I'm proposing that people block SMTP clients which do not have a certain set of DNS records. I call this SMTP DNS authorization.
Crynwr Software operates a robot which can test DNS-based spam blocks. Spam is defined thusly. The first and most famous DNSL is the MAPS RBL (Mail Abuse Protection Service's Realtime Blackhole List). Unfortunately, because they deny accesses from my server, I cannot verify the accuracy of their databases, so I no longer support any MAPS products.The full list includes:
The robot's test is started by sending a piece of mail (any piece of mail) to one of the addresses above. You must send the email from the machine which you wish to test. If you cannot do this, then telnet to the smtp server and send mail by hand. The robot only tests for the one kind of block, so if you're using multiple blocking services you need to send multiple pieces of mail.
Alternately, you can telnet to ns1.crynwr.com from the server you want to test. It will test all of the supported DNSBLs and allow you to watch the SMTP conversation. Neat, eh?
Here's what the robot does:
So, the net effect is that if you get one reply (the SMTP dialogue), you're all set. If you get two replies, you're not blocking the addresses listed by the service you tested. If you get no reply within about ten minutes, either your envelope sender is wrong (which needs fixing anyway), or you are blocking the whole Crynwr Software subnet (NET-CRYNWR).
Crynwr Software sells support for qmail, a sendmail replacement Mail Transfer Agent written by Dan Bernstein.
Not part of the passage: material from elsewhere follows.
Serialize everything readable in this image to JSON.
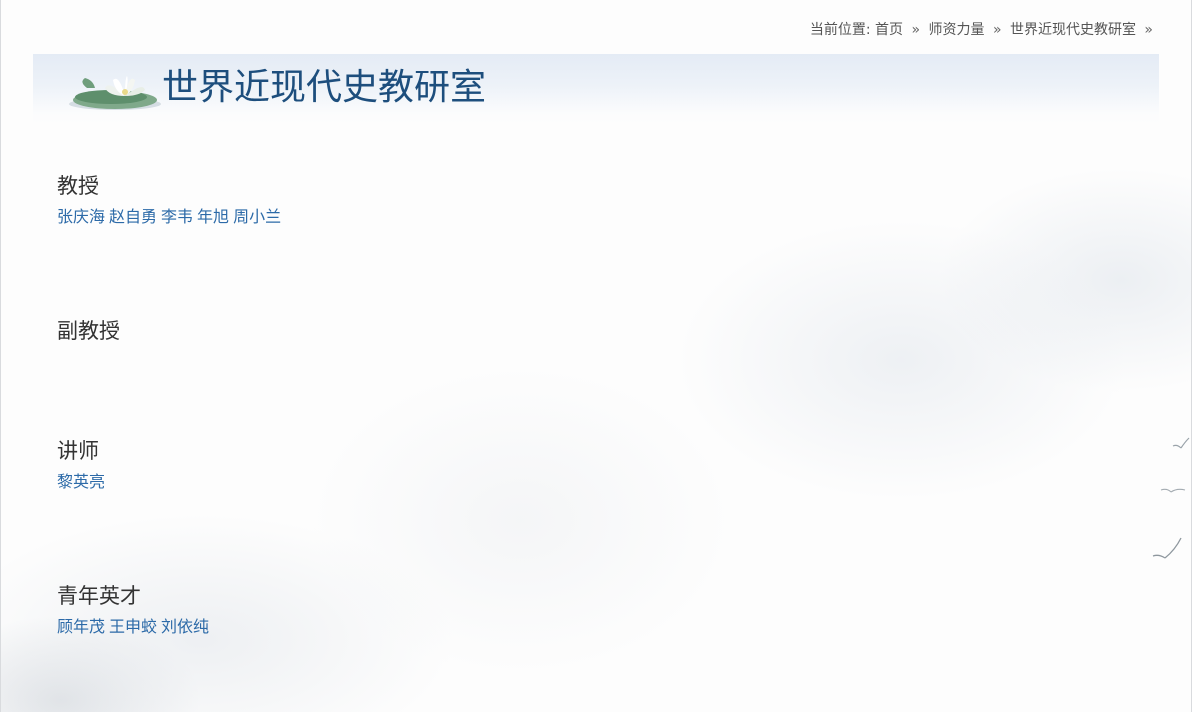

You can use Dan Bernstein's rblsmtpd, or ask Crynwr to install it for you.
We do not share any information about these tests with anyone else. Neither the fact that you have tested, nor the results of the test are made available to anyone. Each of the services which has a test listed is cooperating with Crynwr Software to the extent of listing an IP address on Crynwr's network (192.203.178). They know what that address is, and they could be logging DNS queries made against that address. That would only tell them that you tested. It would not tell them the results of the test, however they could run their own test against your server. I have no idea whether they do this or not, however the technology exists to make it possible. This is only a concern if you care whether they know if you tested or not. They can certainly notice that you are using their blocking service.